> **Task goal**
Please copy each line below that contains the word "role".

[Entries supplied]

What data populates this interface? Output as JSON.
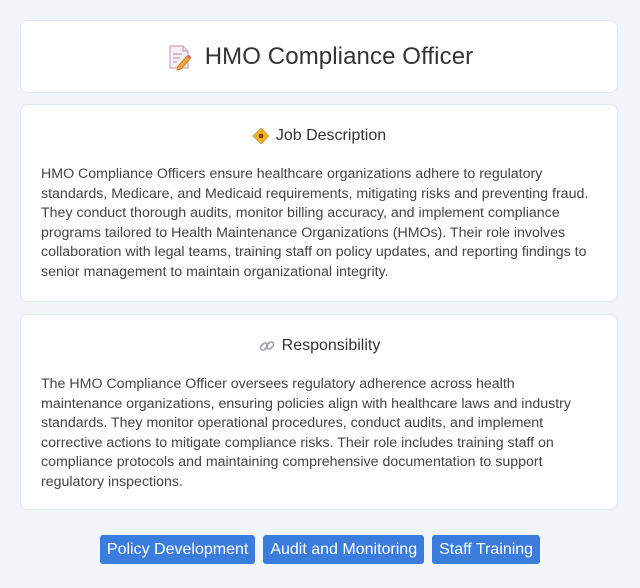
{
  "header": {
    "title": "HMO Compliance Officer",
    "icon": "document-pencil-icon"
  },
  "job_description": {
    "icon": "diamond-badge-icon",
    "heading": "Job Description",
    "text": "HMO Compliance Officers ensure healthcare organizations adhere to regulatory standards, Medicare, and Medicaid requirements, mitigating risks and preventing fraud. They conduct thorough audits, monitor billing accuracy, and implement compliance programs tailored to Health Maintenance Organizations (HMOs). Their role involves collaboration with legal teams, training staff on policy updates, and reporting findings to senior management to maintain organizational integrity."
  },
  "responsibility": {
    "icon": "link-icon",
    "heading": "Responsibility",
    "text": "The HMO Compliance Officer oversees regulatory adherence across health maintenance organizations, ensuring policies align with healthcare laws and industry standards. They monitor operational procedures, conduct audits, and implement corrective actions to mitigate compliance risks. Their role includes training staff on compliance protocols and maintaining comprehensive documentation to support regulatory inspections."
  },
  "tags": [
    {
      "label": "Policy Development"
    },
    {
      "label": "Audit and Monitoring"
    },
    {
      "label": "Staff Training"
    }
  ],
  "colors": {
    "tag_background": "#3b7ddd",
    "page_background": "#f1f5f9"
  }
}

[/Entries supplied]

> **Written reply**
    "text": "HMO Compliance Officers ensure healthcare organizations adhere to regulatory standards, Medicare, and Medicaid requirements, mitigating risks and preventing fraud. They conduct thorough audits, monitor billing accuracy, and implement compliance programs tailored to Health Maintenance Organizations (HMOs). Their role involves collaboration with legal teams, training staff on policy updates, and reporting findings to senior management to maintain organizational integrity."
    "text": "The HMO Compliance Officer oversees regulatory adherence across health maintenance organizations, ensuring policies align with healthcare laws and industry standards. They monitor operational procedures, conduct audits, and implement corrective actions to mitigate compliance risks. Their role includes training staff on compliance protocols and maintaining comprehensive documentation to support regulatory inspections."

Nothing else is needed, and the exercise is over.